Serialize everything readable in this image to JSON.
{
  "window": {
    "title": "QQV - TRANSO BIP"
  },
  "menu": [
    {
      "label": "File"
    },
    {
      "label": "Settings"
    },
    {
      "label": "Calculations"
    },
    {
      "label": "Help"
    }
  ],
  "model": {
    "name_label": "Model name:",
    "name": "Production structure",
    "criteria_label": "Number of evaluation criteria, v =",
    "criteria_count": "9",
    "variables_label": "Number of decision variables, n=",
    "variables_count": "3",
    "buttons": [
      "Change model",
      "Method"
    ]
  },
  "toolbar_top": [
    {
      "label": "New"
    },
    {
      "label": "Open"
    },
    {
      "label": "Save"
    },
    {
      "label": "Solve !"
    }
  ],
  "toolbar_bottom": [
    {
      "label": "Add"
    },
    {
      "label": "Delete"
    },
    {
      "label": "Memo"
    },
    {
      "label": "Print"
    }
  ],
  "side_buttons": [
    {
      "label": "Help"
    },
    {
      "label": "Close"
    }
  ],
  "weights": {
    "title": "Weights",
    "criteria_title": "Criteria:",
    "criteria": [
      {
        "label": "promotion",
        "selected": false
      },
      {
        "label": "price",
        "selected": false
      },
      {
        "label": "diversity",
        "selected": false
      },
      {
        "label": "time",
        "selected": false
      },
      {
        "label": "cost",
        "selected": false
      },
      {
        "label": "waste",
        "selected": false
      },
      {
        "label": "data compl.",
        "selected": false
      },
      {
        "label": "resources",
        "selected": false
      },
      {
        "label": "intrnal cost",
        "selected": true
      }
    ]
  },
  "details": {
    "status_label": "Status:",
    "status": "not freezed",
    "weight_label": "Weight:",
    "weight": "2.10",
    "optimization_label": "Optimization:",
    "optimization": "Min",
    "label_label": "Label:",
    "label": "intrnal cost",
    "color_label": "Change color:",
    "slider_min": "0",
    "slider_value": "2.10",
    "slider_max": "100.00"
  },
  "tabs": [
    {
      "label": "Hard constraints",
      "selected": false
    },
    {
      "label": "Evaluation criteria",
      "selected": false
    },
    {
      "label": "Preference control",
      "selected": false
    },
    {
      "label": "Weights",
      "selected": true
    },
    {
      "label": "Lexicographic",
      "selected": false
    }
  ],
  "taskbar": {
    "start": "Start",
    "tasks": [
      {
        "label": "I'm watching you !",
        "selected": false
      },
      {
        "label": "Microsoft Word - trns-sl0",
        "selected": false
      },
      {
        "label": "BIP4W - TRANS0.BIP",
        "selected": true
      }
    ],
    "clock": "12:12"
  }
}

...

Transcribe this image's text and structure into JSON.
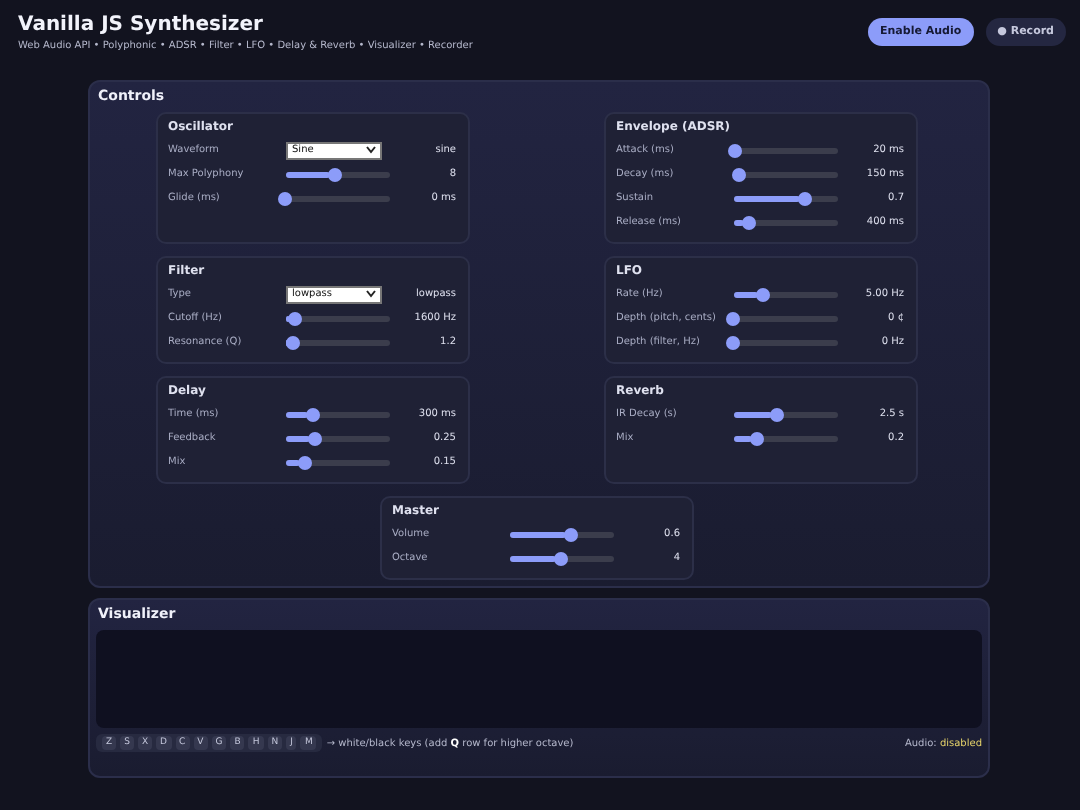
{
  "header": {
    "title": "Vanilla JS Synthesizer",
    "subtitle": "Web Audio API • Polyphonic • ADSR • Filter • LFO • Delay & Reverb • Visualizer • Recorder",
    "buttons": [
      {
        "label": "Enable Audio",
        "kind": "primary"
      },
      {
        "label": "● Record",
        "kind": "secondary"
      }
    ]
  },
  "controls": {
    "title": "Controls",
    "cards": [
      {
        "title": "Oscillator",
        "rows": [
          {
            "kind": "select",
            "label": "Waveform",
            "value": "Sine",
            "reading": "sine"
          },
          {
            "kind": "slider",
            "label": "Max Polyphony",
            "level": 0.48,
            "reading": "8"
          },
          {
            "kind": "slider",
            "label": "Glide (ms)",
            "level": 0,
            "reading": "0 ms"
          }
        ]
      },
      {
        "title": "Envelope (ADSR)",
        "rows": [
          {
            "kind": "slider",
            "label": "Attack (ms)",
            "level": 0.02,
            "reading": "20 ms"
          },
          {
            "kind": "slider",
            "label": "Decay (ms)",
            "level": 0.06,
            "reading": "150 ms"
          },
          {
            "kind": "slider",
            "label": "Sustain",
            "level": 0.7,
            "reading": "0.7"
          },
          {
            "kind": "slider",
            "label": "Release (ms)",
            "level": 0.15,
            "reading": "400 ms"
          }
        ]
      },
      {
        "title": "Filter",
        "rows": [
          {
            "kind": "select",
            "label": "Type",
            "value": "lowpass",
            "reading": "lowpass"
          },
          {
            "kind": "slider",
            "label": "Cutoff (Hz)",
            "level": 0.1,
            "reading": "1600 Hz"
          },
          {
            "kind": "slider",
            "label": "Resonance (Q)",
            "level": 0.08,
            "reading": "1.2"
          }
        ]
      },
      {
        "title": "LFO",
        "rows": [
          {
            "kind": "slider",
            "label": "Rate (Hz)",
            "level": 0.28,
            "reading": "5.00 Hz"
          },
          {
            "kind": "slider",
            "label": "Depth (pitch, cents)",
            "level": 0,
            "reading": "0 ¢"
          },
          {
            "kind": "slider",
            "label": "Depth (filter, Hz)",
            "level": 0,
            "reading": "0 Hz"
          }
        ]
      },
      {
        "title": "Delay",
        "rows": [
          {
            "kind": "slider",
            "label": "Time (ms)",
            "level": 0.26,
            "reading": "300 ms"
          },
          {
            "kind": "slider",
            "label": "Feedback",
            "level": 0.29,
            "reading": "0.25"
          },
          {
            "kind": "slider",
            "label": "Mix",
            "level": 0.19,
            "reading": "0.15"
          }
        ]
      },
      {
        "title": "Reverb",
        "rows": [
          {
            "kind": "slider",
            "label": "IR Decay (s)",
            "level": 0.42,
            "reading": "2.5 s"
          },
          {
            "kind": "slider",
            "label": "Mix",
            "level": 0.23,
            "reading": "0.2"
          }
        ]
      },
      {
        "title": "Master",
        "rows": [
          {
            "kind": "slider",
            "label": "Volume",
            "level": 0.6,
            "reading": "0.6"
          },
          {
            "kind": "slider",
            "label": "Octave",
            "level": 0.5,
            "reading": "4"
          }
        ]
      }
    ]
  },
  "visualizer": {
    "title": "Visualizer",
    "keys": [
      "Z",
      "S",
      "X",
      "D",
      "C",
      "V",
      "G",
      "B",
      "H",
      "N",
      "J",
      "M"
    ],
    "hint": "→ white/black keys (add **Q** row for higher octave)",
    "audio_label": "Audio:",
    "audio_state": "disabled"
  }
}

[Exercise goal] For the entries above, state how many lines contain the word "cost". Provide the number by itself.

[Result] 3